In this area, we have recently used murine models to show that somatic DNMT3A mutation often acts in concert with kinase mutation (such as RAS) to promote AML development (Fig 2). Mechanistically, these AML-related DNMT3A mutations do not cause global DNA methylation alterations but rather focal hypomethylation of CpG sites enriched in cis-regulatory elements (notably enhancers). These CpG hypomethylations interfere with differentiation-associated silencing of enhancers that control key genes known to be critical for AML or hematopoietic stem cell expansion. Importantly, such an epigenetic alteration relies on DOT1L complexes for gene activation (Fig 2), which renders AML cells a superior sensitivity to DOT1L inhibitors (Cancer Cell 2016; Oncoscience 2016). Currently, we are using different cancer models that range from cancer cell lines, GEM models and human PDX models to further test this pathway, in a hope to develop the mechanism-based therapeutics.
Additionally, we have worked with a long-term structural biology collaborator (Dr. Jikui Song) and solved the first DNMT3A-CpG complex structure (Nature 2018). This work not only reveals how DNMT3A mediates de novo DNA methylation but also shows how cancer-related DNMT3A mutations affect substrate binding to promote malignant transformation (Fig 3).

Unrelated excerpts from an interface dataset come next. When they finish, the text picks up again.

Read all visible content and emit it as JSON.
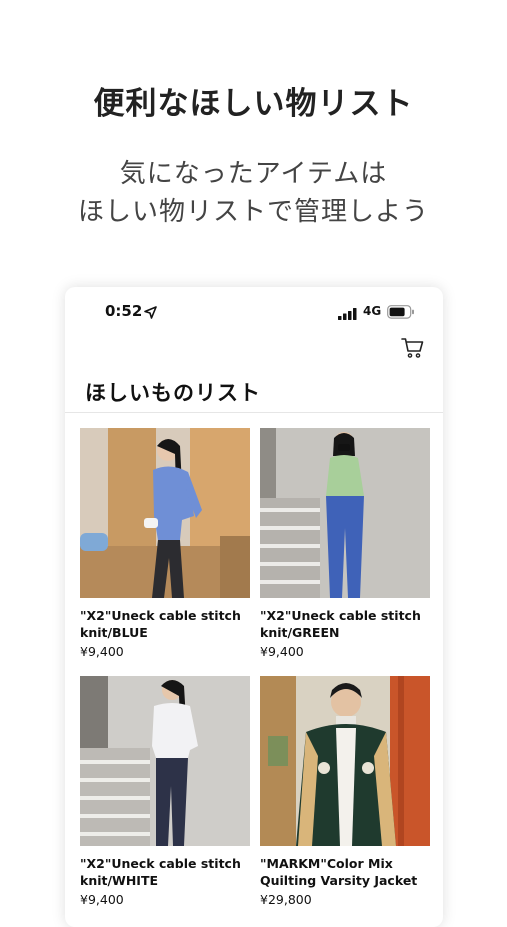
{
  "promo": {
    "headline": "便利なほしい物リスト",
    "subline_1": "気になったアイテムは",
    "subline_2": "ほしい物リストで管理しよう"
  },
  "status_bar": {
    "time": "0:52",
    "network": "4G",
    "icons": [
      "location-arrow-icon",
      "signal-bars-icon",
      "battery-icon"
    ]
  },
  "header": {
    "cart_icon": "cart-icon",
    "title": "ほしいものリスト"
  },
  "products": [
    {
      "name": "\"X2\"Uneck cable stitch knit/BLUE",
      "price": "¥9,400",
      "color": "#6f8fd6"
    },
    {
      "name": "\"X2\"Uneck cable stitch knit/GREEN",
      "price": "¥9,400",
      "color": "#a8cf9a"
    },
    {
      "name": "\"X2\"Uneck cable stitch knit/WHITE",
      "price": "¥9,400",
      "color": "#f2f2f4"
    },
    {
      "name": "\"MARKM\"Color Mix Quilting Varsity Jacket",
      "price": "¥29,800",
      "color": "#1f3a2e"
    }
  ]
}
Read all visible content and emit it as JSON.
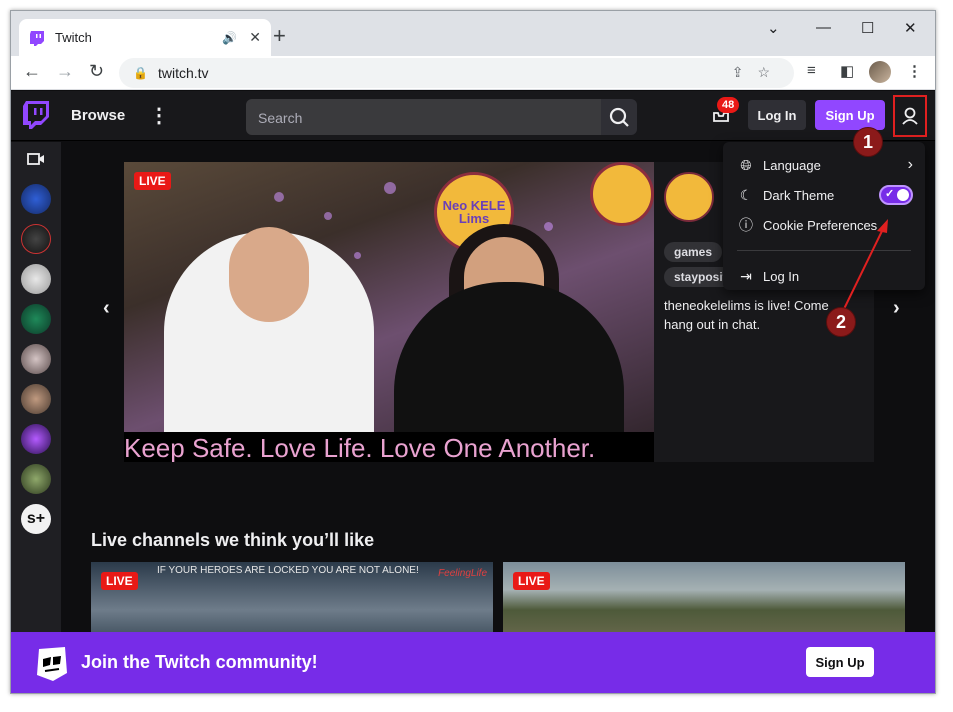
{
  "browser": {
    "tab_title": "Twitch",
    "url": "twitch.tv",
    "new_tab": "+",
    "minimize": "⌄",
    "maximize": "☐",
    "close": "✕"
  },
  "twitch_nav": {
    "browse": "Browse",
    "search_placeholder": "Search",
    "notifications_count": "48",
    "login": "Log In",
    "signup": "Sign Up"
  },
  "featured": {
    "live_label": "LIVE",
    "caption": "Keep Safe. Love Life. Love One Another.",
    "tags": [
      "games",
      "staypositive"
    ],
    "description": "theneokelelims is live! Come hang out in chat.",
    "sign_text": "Neo KELE Lims"
  },
  "user_menu": {
    "language": "Language",
    "dark_theme": "Dark Theme",
    "dark_theme_on": true,
    "cookie": "Cookie Preferences",
    "login": "Log In"
  },
  "annotations": {
    "step1": "1",
    "step2": "2"
  },
  "section": {
    "title": "Live channels we think you’ll like",
    "thumb1_live": "LIVE",
    "thumb1_hud": "IF YOUR HEROES ARE LOCKED YOU ARE NOT ALONE!",
    "thumb1_logo": "FeelingLife",
    "thumb2_live": "LIVE"
  },
  "banner": {
    "text": "Join the Twitch community!",
    "signup": "Sign Up"
  },
  "colors": {
    "twitch_purple": "#9147ff",
    "banner_purple": "#772ce8",
    "live_red": "#e91916",
    "annotation_red": "#e02020"
  }
}
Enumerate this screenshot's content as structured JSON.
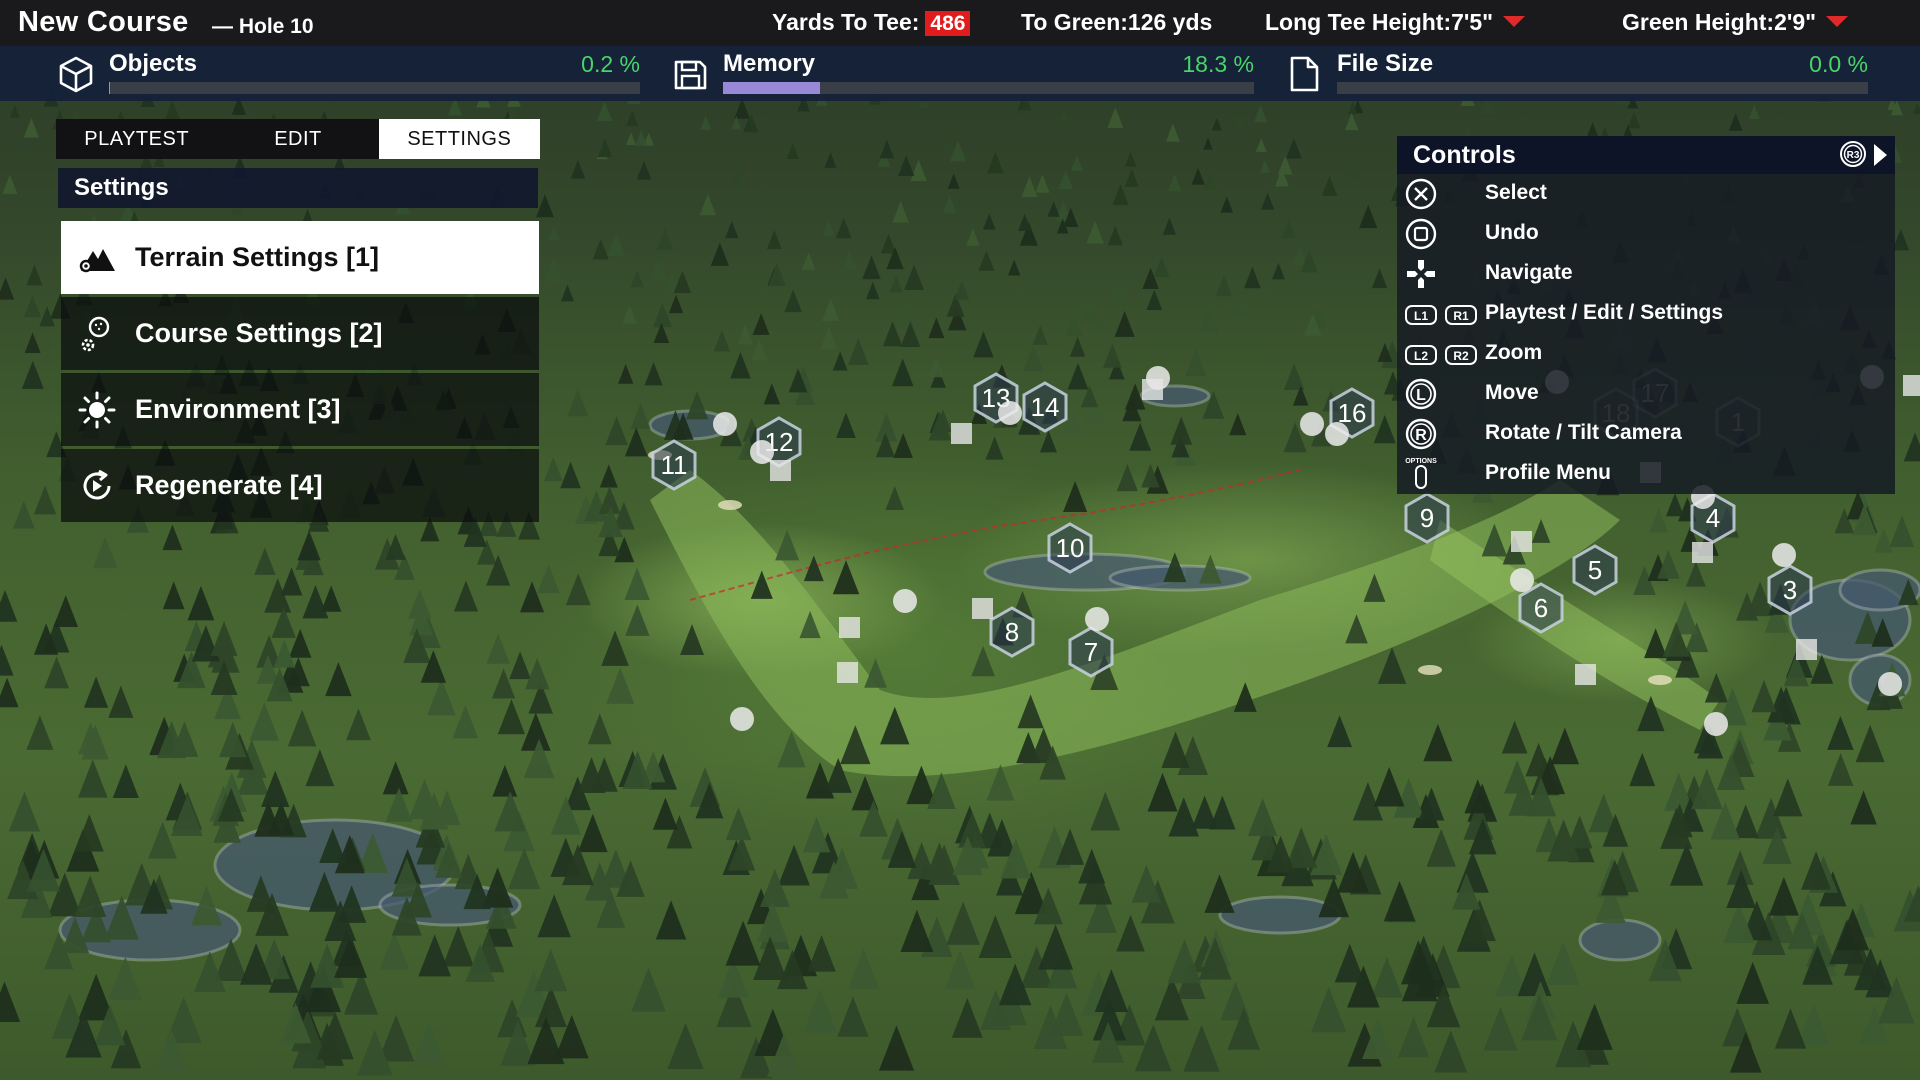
{
  "header": {
    "course_title": "New Course",
    "hole": "— Hole 10",
    "yards_to_tee_label": "Yards To Tee:",
    "yards_to_tee_value": "486",
    "to_green": "To Green:126 yds",
    "long_tee_height": "Long Tee Height:7'5\"",
    "green_height": "Green Height:2'9\""
  },
  "metrics": [
    {
      "label": "Objects",
      "value": "0.2 %",
      "fraction": 0.002,
      "icon": "cube-icon"
    },
    {
      "label": "Memory",
      "value": "18.3 %",
      "fraction": 0.183,
      "icon": "floppy-disk-icon"
    },
    {
      "label": "File Size",
      "value": "0.0 %",
      "fraction": 0.0,
      "icon": "file-icon"
    }
  ],
  "tabs": [
    {
      "label": "PLAYTEST",
      "active": false
    },
    {
      "label": "EDIT",
      "active": false
    },
    {
      "label": "SETTINGS",
      "active": true
    }
  ],
  "settings": {
    "header": "Settings",
    "items": [
      {
        "label": "Terrain Settings [1]",
        "icon": "mountain-icon",
        "active": true
      },
      {
        "label": "Course Settings [2]",
        "icon": "golf-settings-icon",
        "active": false
      },
      {
        "label": "Environment [3]",
        "icon": "sun-icon",
        "active": false
      },
      {
        "label": "Regenerate [4]",
        "icon": "regenerate-icon",
        "active": false
      }
    ]
  },
  "controls": {
    "title": "Controls",
    "toggle_button": "R3",
    "rows": [
      {
        "buttons": [
          "X"
        ],
        "label": "Select"
      },
      {
        "buttons": [
          "□"
        ],
        "label": "Undo"
      },
      {
        "buttons": [
          "dpad"
        ],
        "label": "Navigate"
      },
      {
        "buttons": [
          "L1",
          "R1"
        ],
        "label": "Playtest / Edit / Settings"
      },
      {
        "buttons": [
          "L2",
          "R2"
        ],
        "label": "Zoom"
      },
      {
        "buttons": [
          "L"
        ],
        "label": "Move"
      },
      {
        "buttons": [
          "R"
        ],
        "label": "Rotate / Tilt Camera"
      },
      {
        "buttons": [
          "OPTIONS"
        ],
        "label": "Profile Menu"
      }
    ]
  },
  "holes": [
    {
      "n": "1",
      "faded": true
    },
    {
      "n": "3",
      "faded": false
    },
    {
      "n": "4",
      "faded": false
    },
    {
      "n": "5",
      "faded": false
    },
    {
      "n": "6",
      "faded": false
    },
    {
      "n": "7",
      "faded": false
    },
    {
      "n": "8",
      "faded": false
    },
    {
      "n": "9",
      "faded": false
    },
    {
      "n": "10",
      "faded": false
    },
    {
      "n": "11",
      "faded": false
    },
    {
      "n": "12",
      "faded": false
    },
    {
      "n": "13",
      "faded": false
    },
    {
      "n": "14",
      "faded": false
    },
    {
      "n": "16",
      "faded": false
    },
    {
      "n": "17",
      "faded": true
    },
    {
      "n": "18",
      "faded": true
    }
  ]
}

Fig 3. (Top) Patterns of CpG versus non-CpG methylation change due to a substitution of a DNA-binding amino acid of DNMT3A. (Bottom) Cancer cells acquire mutation (in blue) at the DNMT3A’s DNA binding sites.
(III) Chemical inhibition of epigenetic regulators, leading to new therapeutics.

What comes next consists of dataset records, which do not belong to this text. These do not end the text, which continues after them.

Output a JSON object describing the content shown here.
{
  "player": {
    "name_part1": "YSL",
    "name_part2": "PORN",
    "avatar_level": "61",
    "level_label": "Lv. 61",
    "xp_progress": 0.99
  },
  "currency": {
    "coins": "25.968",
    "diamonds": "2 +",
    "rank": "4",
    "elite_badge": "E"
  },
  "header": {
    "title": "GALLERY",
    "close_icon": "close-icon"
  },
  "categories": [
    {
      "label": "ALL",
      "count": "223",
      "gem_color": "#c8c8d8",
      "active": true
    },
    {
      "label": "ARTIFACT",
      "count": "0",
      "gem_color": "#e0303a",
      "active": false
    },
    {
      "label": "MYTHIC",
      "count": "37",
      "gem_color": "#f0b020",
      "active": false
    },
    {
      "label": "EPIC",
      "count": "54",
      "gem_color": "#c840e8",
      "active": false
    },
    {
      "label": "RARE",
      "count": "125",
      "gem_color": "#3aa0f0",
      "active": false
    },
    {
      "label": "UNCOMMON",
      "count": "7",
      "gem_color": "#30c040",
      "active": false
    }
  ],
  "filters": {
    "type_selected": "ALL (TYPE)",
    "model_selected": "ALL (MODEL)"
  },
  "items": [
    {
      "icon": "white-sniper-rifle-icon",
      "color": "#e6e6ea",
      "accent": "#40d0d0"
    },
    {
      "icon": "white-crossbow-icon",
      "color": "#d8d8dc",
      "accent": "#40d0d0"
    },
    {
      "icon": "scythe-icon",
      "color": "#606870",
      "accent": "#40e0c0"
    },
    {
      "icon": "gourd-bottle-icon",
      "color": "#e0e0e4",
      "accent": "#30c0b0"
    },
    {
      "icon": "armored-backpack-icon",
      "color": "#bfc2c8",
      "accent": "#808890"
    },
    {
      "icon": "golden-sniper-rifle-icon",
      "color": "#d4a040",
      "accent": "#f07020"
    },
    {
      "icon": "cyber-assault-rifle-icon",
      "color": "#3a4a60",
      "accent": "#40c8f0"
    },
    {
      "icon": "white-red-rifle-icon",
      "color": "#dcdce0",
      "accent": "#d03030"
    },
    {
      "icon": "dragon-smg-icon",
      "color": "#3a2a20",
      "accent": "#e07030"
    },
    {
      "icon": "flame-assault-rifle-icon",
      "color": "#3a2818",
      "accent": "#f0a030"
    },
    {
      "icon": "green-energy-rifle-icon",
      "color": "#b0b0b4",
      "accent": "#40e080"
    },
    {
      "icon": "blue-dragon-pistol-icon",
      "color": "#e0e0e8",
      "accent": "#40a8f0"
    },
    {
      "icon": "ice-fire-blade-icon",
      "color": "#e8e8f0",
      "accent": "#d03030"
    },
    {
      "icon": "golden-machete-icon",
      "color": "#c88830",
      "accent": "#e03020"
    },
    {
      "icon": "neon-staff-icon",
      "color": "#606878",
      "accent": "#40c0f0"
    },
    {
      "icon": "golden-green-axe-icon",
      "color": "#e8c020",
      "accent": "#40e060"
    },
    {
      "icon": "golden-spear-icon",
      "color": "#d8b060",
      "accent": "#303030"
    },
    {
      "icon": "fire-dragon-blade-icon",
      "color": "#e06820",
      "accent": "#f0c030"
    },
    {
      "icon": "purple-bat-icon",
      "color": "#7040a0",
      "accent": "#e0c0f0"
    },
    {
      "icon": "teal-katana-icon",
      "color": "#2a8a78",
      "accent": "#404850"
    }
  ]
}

Discovery of small-molecule inhibitors to target histone-modifying enzymes or ‘readers’ has become an area of intensive investigation and holds great promise for new therapies. In this research direction, we have worked closely with medicinal chemists at UNC (Drs. Jian Jin and Stephen Frye) who developed the first orally bioavailable, highly potent and selective inhibitor (termed as UNC1999) for EZH2 and related EZH1 enzymes (Fig 4); further, we have shown UNC1999’s cancer-suppressive effects in vitro and in animal models of acute leukemias (ACS Chem biol 2013; Blood 2015).
Fig 4. Docking of UNC1999 on EZH2
In addition, we investigated into aberrant androgen receptor (AR) signaling, which contributes to therapy resistance seen in patients with castration-resistant prostate cancer, the most common tumor in men; here we not only identified a new cofactor ZFX-related control of AR signaling but, importantly, showed BRD4 inhibitors to be effective in suppressing aberrant AR/ZFX signaling in prostate tumor (Fig 5; Mol Cell 2018).
Fig 5. ZFX Mediates Non-canonical Oncogenic Functions of the Androgen Receptor Splice Variant 7 in Castrate-Resistant Prostate Cancer
Our goal is to yield drug candidates with preclinical cancer models we have established in the research laboratories, which shall pave the way for translating the novel therapeutic approach in the clinic (with assistance of clinical trial specialists for these future directions).